___ Records for this exercise
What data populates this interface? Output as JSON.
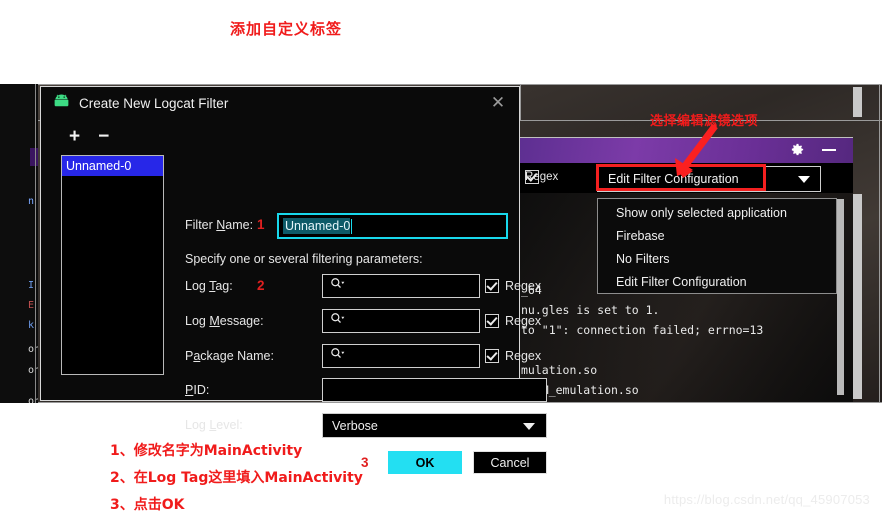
{
  "annotations": {
    "title": "添加自定义标签",
    "right_note": "选择编辑滤镜选项",
    "step1_marker": "1",
    "step2_marker": "2",
    "step3_marker": "3",
    "legend": [
      "1、修改名字为MainActivity",
      "2、在Log Tag这里填入MainActivity",
      "3、点击OK"
    ]
  },
  "dialog": {
    "title": "Create New Logcat Filter",
    "icon": "android-droid-icon",
    "close_icon": "close-icon",
    "add_button": "+",
    "remove_button": "−",
    "filter_list": [
      "Unnamed-0"
    ],
    "labels": {
      "filter_name": "Filter Name:",
      "hint": "Specify one or several filtering parameters:",
      "log_tag": "Log Tag:",
      "log_message": "Log Message:",
      "package_name": "Package Name:",
      "pid": "PID:",
      "log_level": "Log Level:"
    },
    "mnemonics": {
      "filter_name": "N",
      "log_tag": "T",
      "log_message": "M",
      "package_name": "a",
      "pid": "P",
      "log_level": "L"
    },
    "values": {
      "filter_name": "Unnamed-0",
      "log_tag": "",
      "log_message": "",
      "package_name": "",
      "pid": "",
      "log_level": "Verbose"
    },
    "regex_label": "Regex",
    "regex_checked": true,
    "buttons": {
      "ok": "OK",
      "cancel": "Cancel"
    },
    "colors": {
      "focus_border": "#18d8ec",
      "ok_button": "#23dff2",
      "list_selection": "#2727e8",
      "text_selection": "#0d5a68"
    }
  },
  "background_window": {
    "toolbar_regex_label": "Regex",
    "toolbar_regex_checked": true,
    "filter_combo_value": "Edit Filter Configuration",
    "gear_icon": "gear-icon",
    "minimize_icon": "minimize-icon",
    "dropdown_items": [
      "Show only selected application",
      "Firebase",
      "No Filters",
      "Edit Filter Configuration"
    ],
    "log_lines": [
      "_64",
      "nu.gles is set to 1.",
      "to \"1\": connection failed; errno=13",
      "",
      "mulation.so",
      "l_CM_emulation.so"
    ],
    "left_column_lines": [
      "n",
      "I",
      "E",
      "k",
      "on",
      "on",
      "on",
      "on"
    ],
    "highlight_color": "#f42020",
    "toolbar_color": "#6a2f96"
  },
  "watermark": "https://blog.csdn.net/qq_45907053"
}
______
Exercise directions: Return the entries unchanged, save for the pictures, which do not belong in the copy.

Solution:
What data populates this interface? Output as JSON.
{
  "annotations": {
    "title": "添加自定义标签",
    "right_note": "选择编辑滤镜选项",
    "step1_marker": "1",
    "step2_marker": "2",
    "step3_marker": "3",
    "legend": [
      "1、修改名字为MainActivity",
      "2、在Log Tag这里填入MainActivity",
      "3、点击OK"
    ]
  },
  "dialog": {
    "title": "Create New Logcat Filter",
    "icon": "android-droid-icon",
    "close_icon": "close-icon",
    "add_button": "+",
    "remove_button": "−",
    "filter_list": [
      "Unnamed-0"
    ],
    "labels": {
      "filter_name": "Filter Name:",
      "hint": "Specify one or several filtering parameters:",
      "log_tag": "Log Tag:",
      "log_message": "Log Message:",
      "package_name": "Package Name:",
      "pid": "PID:",
      "log_level": "Log Level:"
    },
    "mnemonics": {
      "filter_name": "N",
      "log_tag": "T",
      "log_message": "M",
      "package_name": "a",
      "pid": "P",
      "log_level": "L"
    },
    "values": {
      "filter_name": "Unnamed-0",
      "log_tag": "",
      "log_message": "",
      "package_name": "",
      "pid": "",
      "log_level": "Verbose"
    },
    "regex_label": "Regex",
    "regex_checked": true,
    "buttons": {
      "ok": "OK",
      "cancel": "Cancel"
    },
    "colors": {
      "focus_border": "#18d8ec",
      "ok_button": "#23dff2",
      "list_selection": "#2727e8",
      "text_selection": "#0d5a68"
    }
  },
  "background_window": {
    "toolbar_regex_label": "Regex",
    "toolbar_regex_checked": true,
    "filter_combo_value": "Edit Filter Configuration",
    "gear_icon": "gear-icon",
    "minimize_icon": "minimize-icon",
    "dropdown_items": [
      "Show only selected application",
      "Firebase",
      "No Filters",
      "Edit Filter Configuration"
    ],
    "log_lines": [
      "_64",
      "nu.gles is set to 1.",
      "to \"1\": connection failed; errno=13",
      "",
      "mulation.so",
      "l_CM_emulation.so"
    ],
    "left_column_lines": [
      "n",
      "I",
      "E",
      "k",
      "on",
      "on",
      "on",
      "on"
    ],
    "highlight_color": "#f42020",
    "toolbar_color": "#6a2f96"
  },
  "watermark": "https://blog.csdn.net/qq_45907053"
}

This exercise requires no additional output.